* **WHAT THIS TASK INVOLVES**
Your reply should hold only the lines from the records below where "white" occurs.
┌────────
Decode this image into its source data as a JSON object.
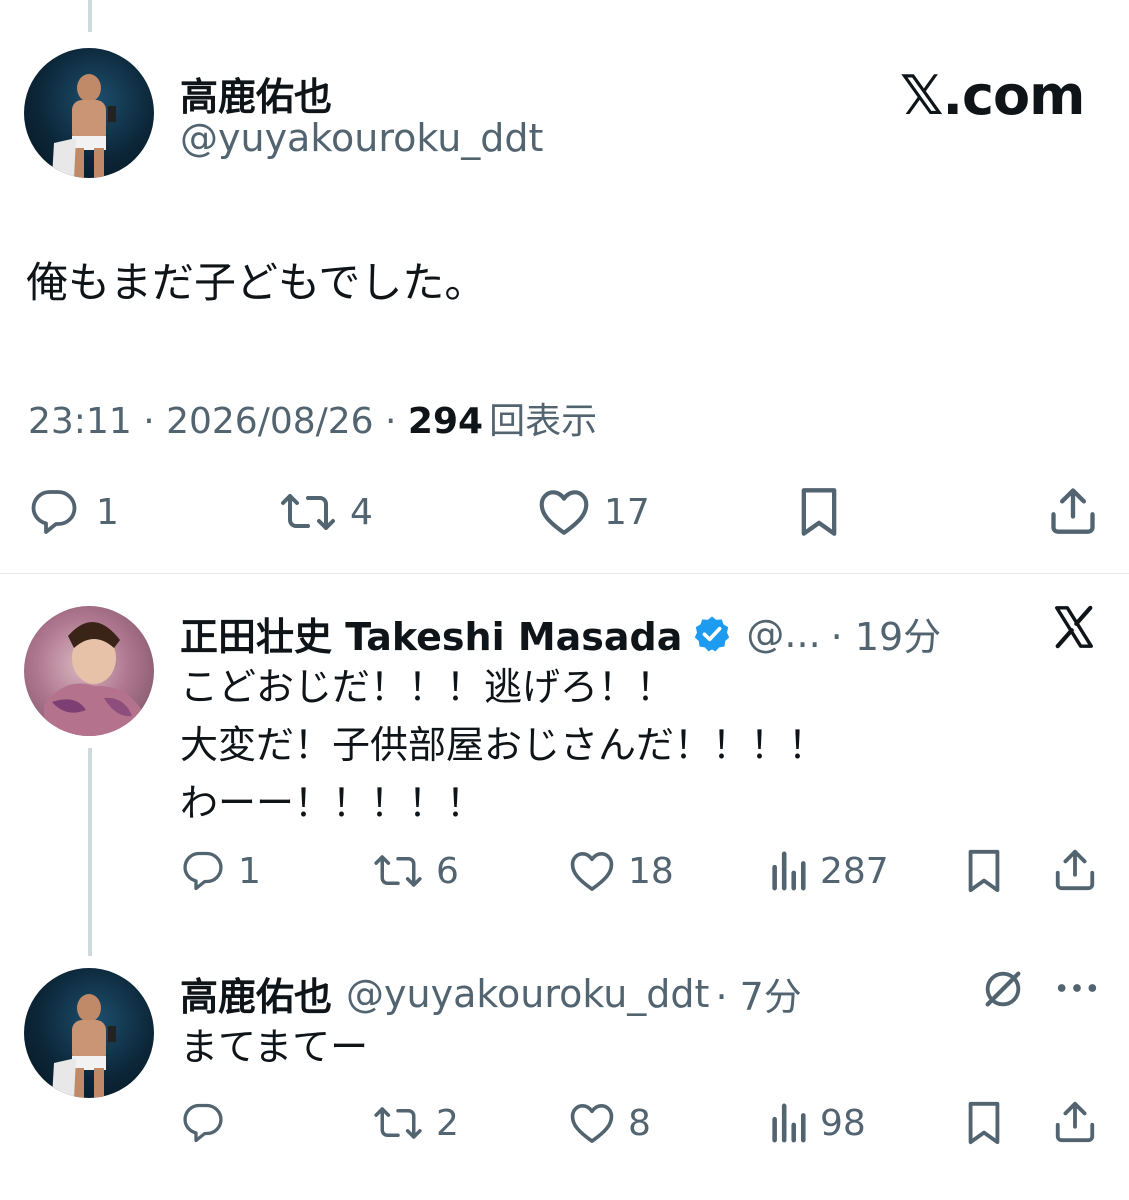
{
  "main_tweet": {
    "name": "高鹿佑也",
    "handle": "@yuyakouroku_ddt",
    "brand": "𝕏.com",
    "text": "俺もまだ子どもでした。",
    "time": "23:11 · 2026/08/26 · ",
    "views_count": "294",
    "views_label": "回表示",
    "replies": "1",
    "retweets": "4",
    "likes": "17"
  },
  "reply1": {
    "name": "正田壮史 Takeshi Masada",
    "handle": "@...",
    "time": "· 19分",
    "lines": [
      "こどおじだ！！！逃げろ！！",
      "大変だ！子供部屋おじさんだ！！！！",
      "わーー！！！！！"
    ],
    "replies": "1",
    "retweets": "6",
    "likes": "18",
    "views": "287"
  },
  "reply2": {
    "name": "高鹿佑也",
    "handle": "@yuyakouroku_ddt",
    "time": "· 7分",
    "text": "まてまてー",
    "replies": "",
    "retweets": "2",
    "likes": "8",
    "views": "98"
  },
  "colors": {
    "text": "#0f1419",
    "secondary": "#536471",
    "verified": "#1d9bf0",
    "thread_line": "#cfd9de"
  },
  "icons": [
    "reply-icon",
    "retweet-icon",
    "like-icon",
    "bookmark-icon",
    "share-icon",
    "views-icon",
    "x-logo-icon",
    "grok-icon",
    "more-icon",
    "verified-badge-icon"
  ]
}
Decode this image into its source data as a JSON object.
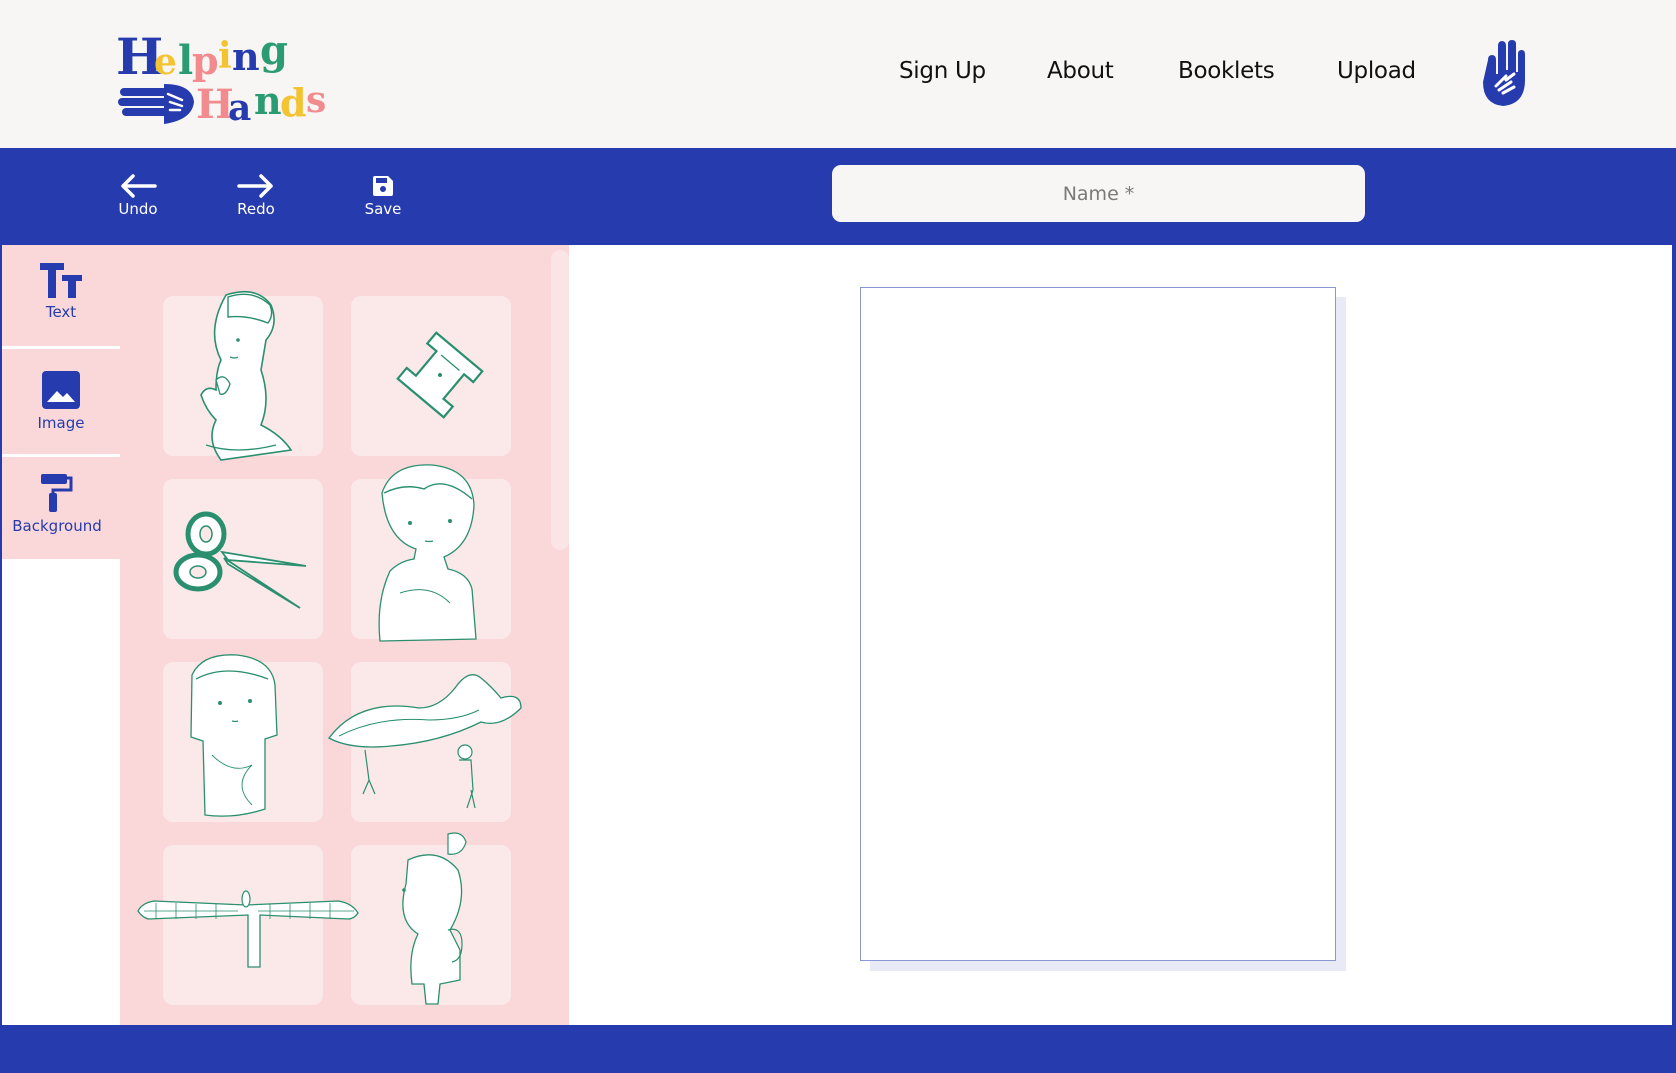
{
  "brand": {
    "logo_line1": "Helping",
    "logo_line2": "Hands",
    "colors": {
      "primary": "#263bad",
      "yellow": "#f3c332",
      "green": "#2a9b72",
      "pink": "#f28b8e",
      "panel_bg": "#fad8da",
      "header_bg": "#f8f6f4",
      "sketch": "#2a8f6e"
    }
  },
  "nav": {
    "items": [
      {
        "label": "Sign Up"
      },
      {
        "label": "About"
      },
      {
        "label": "Booklets"
      },
      {
        "label": "Upload"
      }
    ],
    "profile_icon": "raised-hand-icon"
  },
  "toolbar": {
    "undo_label": "Undo",
    "redo_label": "Redo",
    "save_label": "Save",
    "name_placeholder": "Name *",
    "name_value": ""
  },
  "sidebar": {
    "tabs": [
      {
        "label": "Text",
        "icon": "text-size-icon"
      },
      {
        "label": "Image",
        "icon": "image-icon"
      },
      {
        "label": "Background",
        "icon": "paint-roller-icon"
      }
    ]
  },
  "stickers": [
    {
      "name": "praying-boy"
    },
    {
      "name": "pencil-sharpener"
    },
    {
      "name": "scissors"
    },
    {
      "name": "boy-portrait"
    },
    {
      "name": "girl-portrait"
    },
    {
      "name": "dragon-dance"
    },
    {
      "name": "angel-of-the-north"
    },
    {
      "name": "girl-with-backpack"
    }
  ],
  "canvas": {
    "state": "blank page"
  }
}
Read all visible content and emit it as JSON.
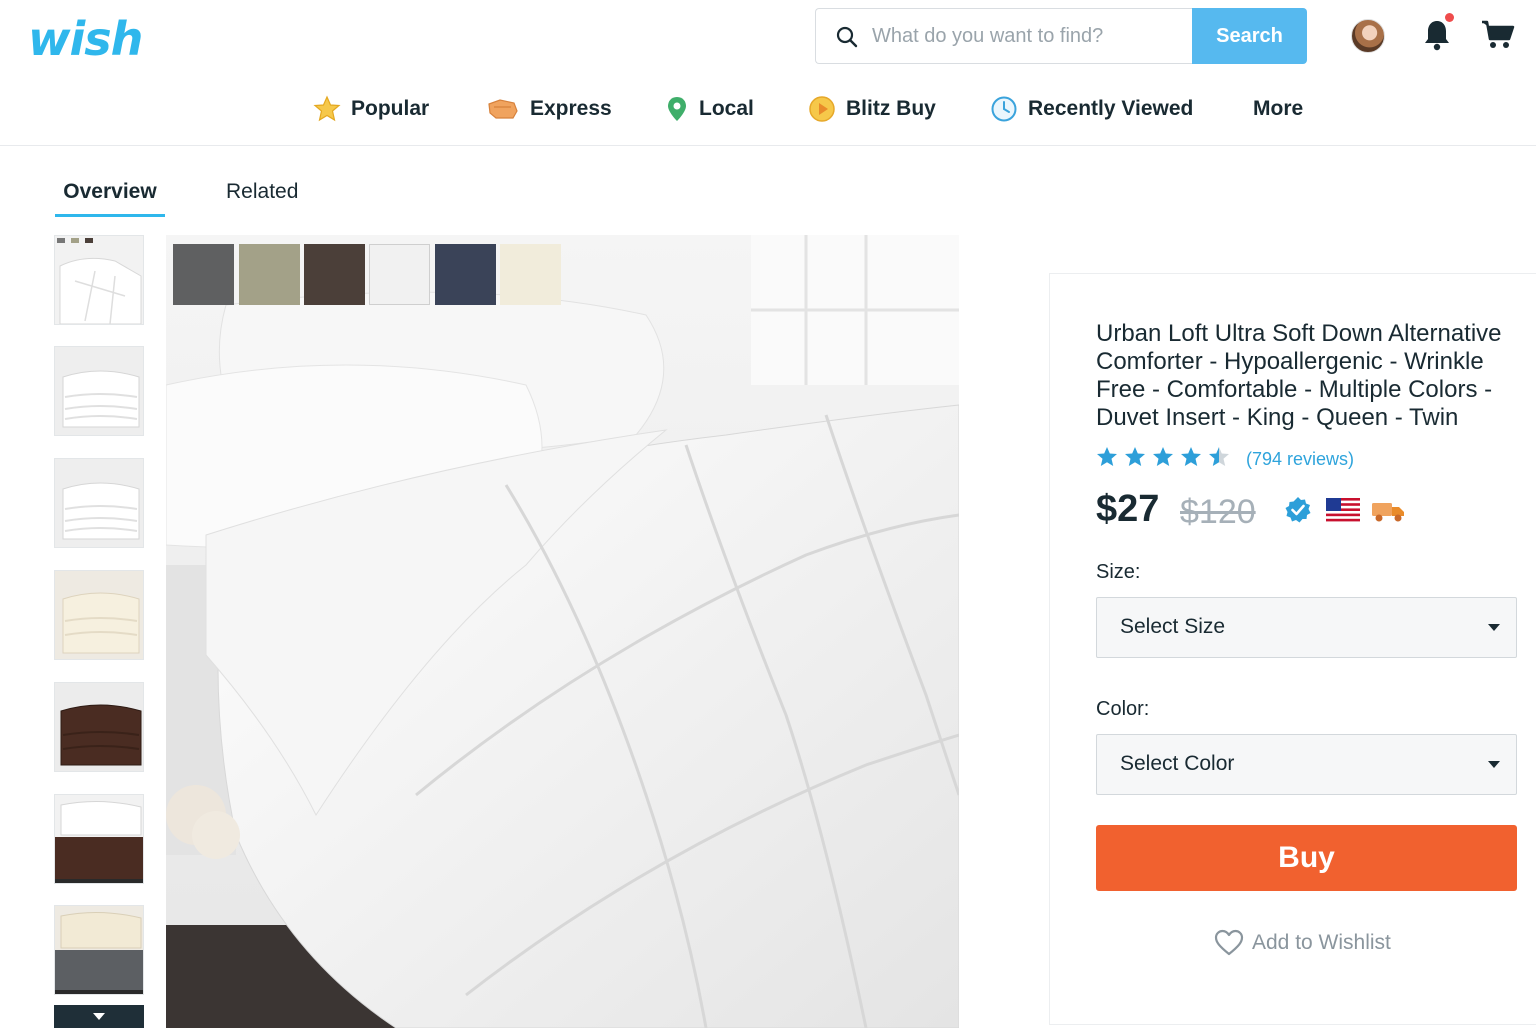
{
  "header": {
    "logo": "wish",
    "search": {
      "placeholder": "What do you want to find?",
      "value": "",
      "button_label": "Search"
    },
    "icons": [
      "user-avatar",
      "bell-icon",
      "cart-icon"
    ]
  },
  "nav": {
    "items": [
      {
        "label": "Popular",
        "icon": "star-icon"
      },
      {
        "label": "Express",
        "icon": "express-icon"
      },
      {
        "label": "Local",
        "icon": "location-pin-icon"
      },
      {
        "label": "Blitz Buy",
        "icon": "blitz-buy-icon"
      },
      {
        "label": "Recently Viewed",
        "icon": "clock-icon"
      },
      {
        "label": "More",
        "icon": ""
      }
    ]
  },
  "tabs": [
    {
      "label": "Overview",
      "active": true
    },
    {
      "label": "Related",
      "active": false
    }
  ],
  "gallery": {
    "thumbnails": [
      "white-comforter",
      "white-folded",
      "white-folded-2",
      "ivory-folded",
      "chocolate-folded",
      "white-chocolate-combo",
      "ivory-gray-combo"
    ],
    "swatch_colors": [
      "#5f6061",
      "#a3a188",
      "#4b3f39",
      "#f1f1f1",
      "#3a4358",
      "#f1ecdb"
    ]
  },
  "product": {
    "title": "Urban Loft Ultra Soft Down Alternative Comforter - Hypoallergenic - Wrinkle Free - Comfortable - Multiple Colors - Duvet Insert - King - Queen - Twin",
    "rating": 4.5,
    "rating_max": 5,
    "reviews": "(794 reviews)",
    "price": "$27",
    "original_price": "$120",
    "badges": [
      "verified-icon",
      "us-flag-icon",
      "delivery-truck-icon"
    ],
    "size_label": "Size:",
    "size_select": "Select Size",
    "color_label": "Color:",
    "color_select": "Select Color",
    "buy_label": "Buy",
    "wishlist_label": "Add to Wishlist"
  },
  "colors": {
    "brand": "#2fb7ec",
    "search_button": "#56b9ef",
    "buy_button": "#f1612f",
    "star": "#2d9fd9",
    "link": "#2fa4dc"
  }
}
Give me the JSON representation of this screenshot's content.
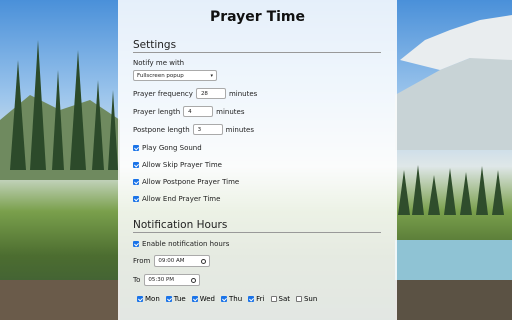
{
  "title": "Prayer Time",
  "settings": {
    "heading": "Settings",
    "notify_label": "Notify me with",
    "notify_value": "Fullscreen popup",
    "frequency_label": "Prayer frequency",
    "frequency_value": "28",
    "frequency_unit": "minutes",
    "length_label": "Prayer length",
    "length_value": "4",
    "length_unit": "minutes",
    "postpone_label": "Postpone length",
    "postpone_value": "3",
    "postpone_unit": "minutes",
    "checkboxes": [
      {
        "label": "Play Gong Sound",
        "checked": true
      },
      {
        "label": "Allow Skip Prayer Time",
        "checked": true
      },
      {
        "label": "Allow Postpone Prayer Time",
        "checked": true
      },
      {
        "label": "Allow End Prayer Time",
        "checked": true
      }
    ]
  },
  "hours": {
    "heading": "Notification Hours",
    "enable_label": "Enable notification hours",
    "enable_checked": true,
    "from_label": "From",
    "from_value": "09:00 AM",
    "to_label": "To",
    "to_value": "05:30 PM",
    "days": [
      {
        "label": "Mon",
        "checked": true
      },
      {
        "label": "Tue",
        "checked": true
      },
      {
        "label": "Wed",
        "checked": true
      },
      {
        "label": "Thu",
        "checked": true
      },
      {
        "label": "Fri",
        "checked": true
      },
      {
        "label": "Sat",
        "checked": false
      },
      {
        "label": "Sun",
        "checked": false
      }
    ]
  },
  "colors": {
    "accent": "#1a73e8"
  },
  "icons": {
    "dropdown": "chevron-down-icon",
    "time": "clock-icon"
  }
}
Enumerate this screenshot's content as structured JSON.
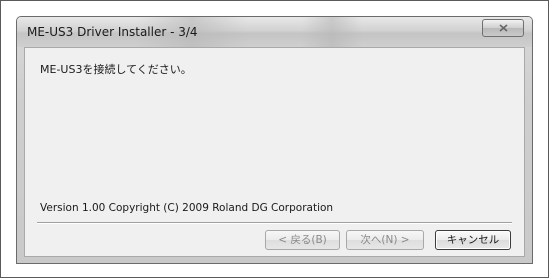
{
  "window": {
    "title": "ME-US3 Driver Installer - 3/4",
    "close_glyph": "✕"
  },
  "content": {
    "message": "ME-US3を接続してください。",
    "version_text": "Version 1.00  Copyright (C) 2009 Roland DG Corporation"
  },
  "buttons": {
    "back_label": "< 戻る(B)",
    "next_label": "次へ(N) >",
    "cancel_label": "キャンセル"
  }
}
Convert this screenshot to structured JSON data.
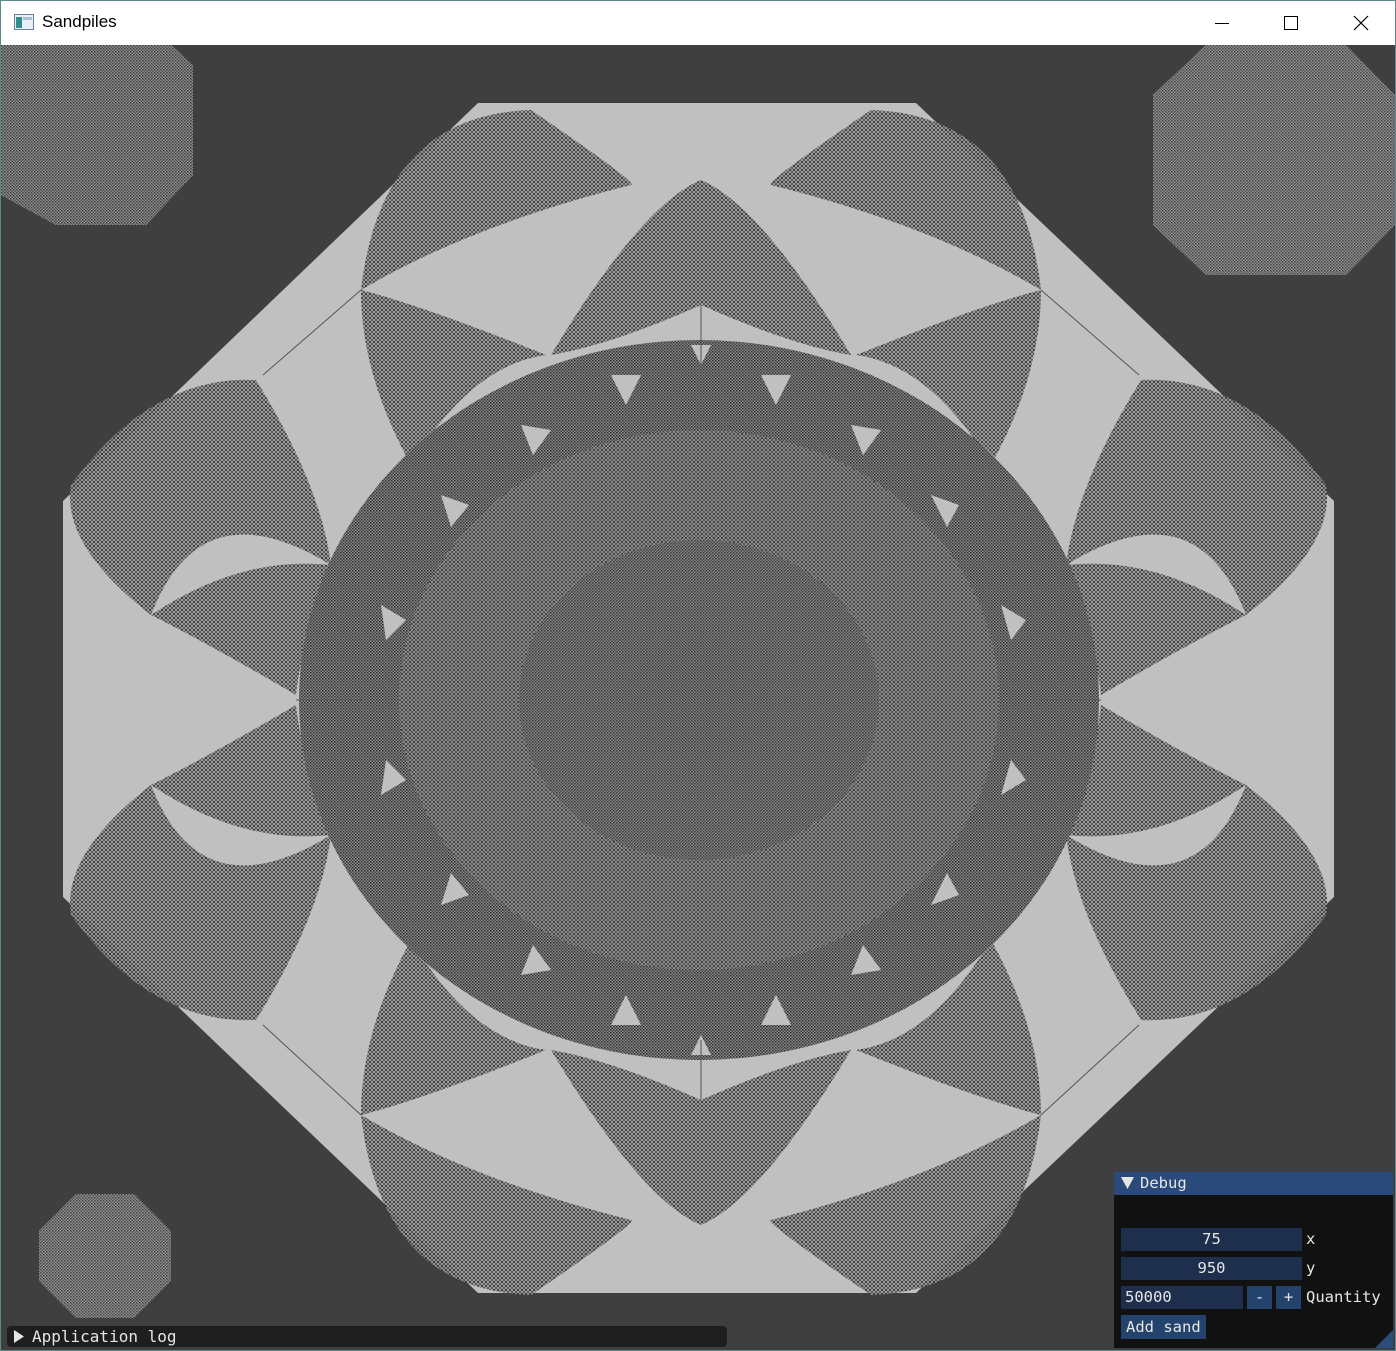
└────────
* **SOLVED EXERCISE**
      "white-comforter",
      "white-folded",
      "white-folded-2",
      "white-chocolate-combo",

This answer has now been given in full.